● Instructions for the task
In the records that follow, locate every line with "icon" and extract it.

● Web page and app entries

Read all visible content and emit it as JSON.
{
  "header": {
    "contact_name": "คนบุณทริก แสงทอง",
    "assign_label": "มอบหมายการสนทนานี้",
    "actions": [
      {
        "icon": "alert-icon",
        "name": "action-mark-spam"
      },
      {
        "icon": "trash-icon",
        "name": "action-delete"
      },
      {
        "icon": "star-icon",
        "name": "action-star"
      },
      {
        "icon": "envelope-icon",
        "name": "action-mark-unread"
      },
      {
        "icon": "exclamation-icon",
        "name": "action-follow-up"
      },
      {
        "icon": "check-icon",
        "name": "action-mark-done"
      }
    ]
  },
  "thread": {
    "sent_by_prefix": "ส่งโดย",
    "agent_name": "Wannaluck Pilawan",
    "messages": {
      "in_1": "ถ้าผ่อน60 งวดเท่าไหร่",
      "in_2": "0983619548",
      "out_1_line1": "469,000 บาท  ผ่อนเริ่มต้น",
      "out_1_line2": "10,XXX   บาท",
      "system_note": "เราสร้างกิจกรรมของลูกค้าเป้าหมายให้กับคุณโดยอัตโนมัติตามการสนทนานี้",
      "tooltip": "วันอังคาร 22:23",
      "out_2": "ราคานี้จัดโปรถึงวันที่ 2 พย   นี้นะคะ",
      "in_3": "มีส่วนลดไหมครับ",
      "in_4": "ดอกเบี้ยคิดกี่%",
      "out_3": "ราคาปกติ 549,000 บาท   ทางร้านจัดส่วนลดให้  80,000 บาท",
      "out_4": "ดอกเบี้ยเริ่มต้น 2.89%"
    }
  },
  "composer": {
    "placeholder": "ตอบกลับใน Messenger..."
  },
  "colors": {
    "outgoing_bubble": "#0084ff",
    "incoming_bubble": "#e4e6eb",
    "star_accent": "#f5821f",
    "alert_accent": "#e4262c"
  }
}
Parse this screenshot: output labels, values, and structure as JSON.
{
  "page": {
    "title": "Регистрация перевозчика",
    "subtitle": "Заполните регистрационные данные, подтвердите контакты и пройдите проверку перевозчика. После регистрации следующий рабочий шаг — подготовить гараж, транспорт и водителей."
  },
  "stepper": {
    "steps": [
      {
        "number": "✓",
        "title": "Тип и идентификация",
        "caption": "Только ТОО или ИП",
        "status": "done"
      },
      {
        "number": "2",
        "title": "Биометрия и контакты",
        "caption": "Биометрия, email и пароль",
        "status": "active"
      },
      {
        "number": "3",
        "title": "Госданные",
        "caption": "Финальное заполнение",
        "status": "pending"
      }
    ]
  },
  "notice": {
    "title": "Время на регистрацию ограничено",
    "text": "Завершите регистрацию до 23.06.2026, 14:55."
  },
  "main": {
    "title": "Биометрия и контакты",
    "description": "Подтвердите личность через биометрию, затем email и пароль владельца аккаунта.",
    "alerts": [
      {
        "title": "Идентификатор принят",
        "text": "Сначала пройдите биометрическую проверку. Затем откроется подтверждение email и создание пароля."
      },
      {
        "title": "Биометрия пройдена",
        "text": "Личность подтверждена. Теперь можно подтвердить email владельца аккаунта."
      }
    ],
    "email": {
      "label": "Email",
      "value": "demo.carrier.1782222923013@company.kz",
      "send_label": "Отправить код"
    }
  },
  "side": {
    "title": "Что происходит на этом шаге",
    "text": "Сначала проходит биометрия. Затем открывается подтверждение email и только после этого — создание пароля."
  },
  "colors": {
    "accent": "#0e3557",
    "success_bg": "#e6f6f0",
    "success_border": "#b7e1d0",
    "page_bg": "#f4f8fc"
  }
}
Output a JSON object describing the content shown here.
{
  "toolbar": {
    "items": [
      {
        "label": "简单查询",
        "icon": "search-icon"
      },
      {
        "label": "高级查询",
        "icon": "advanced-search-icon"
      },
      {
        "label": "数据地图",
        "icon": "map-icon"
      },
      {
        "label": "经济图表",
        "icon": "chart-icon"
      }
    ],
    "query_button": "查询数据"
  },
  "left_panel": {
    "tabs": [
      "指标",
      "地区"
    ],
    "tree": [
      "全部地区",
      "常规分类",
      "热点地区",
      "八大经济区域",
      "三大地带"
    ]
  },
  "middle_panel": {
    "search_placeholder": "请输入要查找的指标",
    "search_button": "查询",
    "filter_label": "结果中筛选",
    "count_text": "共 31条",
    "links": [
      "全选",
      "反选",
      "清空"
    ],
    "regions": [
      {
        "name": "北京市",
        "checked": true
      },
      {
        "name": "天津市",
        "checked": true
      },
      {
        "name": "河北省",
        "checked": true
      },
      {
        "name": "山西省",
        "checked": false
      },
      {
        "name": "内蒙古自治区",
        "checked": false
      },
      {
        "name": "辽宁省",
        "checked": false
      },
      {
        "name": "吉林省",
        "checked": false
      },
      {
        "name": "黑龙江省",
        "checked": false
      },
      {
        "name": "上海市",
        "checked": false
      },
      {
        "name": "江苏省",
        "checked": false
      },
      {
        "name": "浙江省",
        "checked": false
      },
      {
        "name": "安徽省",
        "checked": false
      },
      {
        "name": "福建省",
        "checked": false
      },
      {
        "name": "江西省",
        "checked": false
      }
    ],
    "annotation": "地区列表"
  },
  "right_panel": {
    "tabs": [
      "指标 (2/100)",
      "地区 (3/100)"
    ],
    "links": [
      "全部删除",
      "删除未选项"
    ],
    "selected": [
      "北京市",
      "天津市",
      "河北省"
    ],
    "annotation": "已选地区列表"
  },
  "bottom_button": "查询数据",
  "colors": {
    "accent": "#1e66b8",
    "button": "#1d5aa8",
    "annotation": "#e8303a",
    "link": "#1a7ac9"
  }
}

● Your solution
        "icon": "alert-icon",
        "icon": "trash-icon",
        "icon": "star-icon",
        "icon": "envelope-icon",
        "icon": "exclamation-icon",
        "icon": "check-icon",
        "icon": "search-icon"
        "icon": "advanced-search-icon"
        "icon": "map-icon"
        "icon": "chart-icon"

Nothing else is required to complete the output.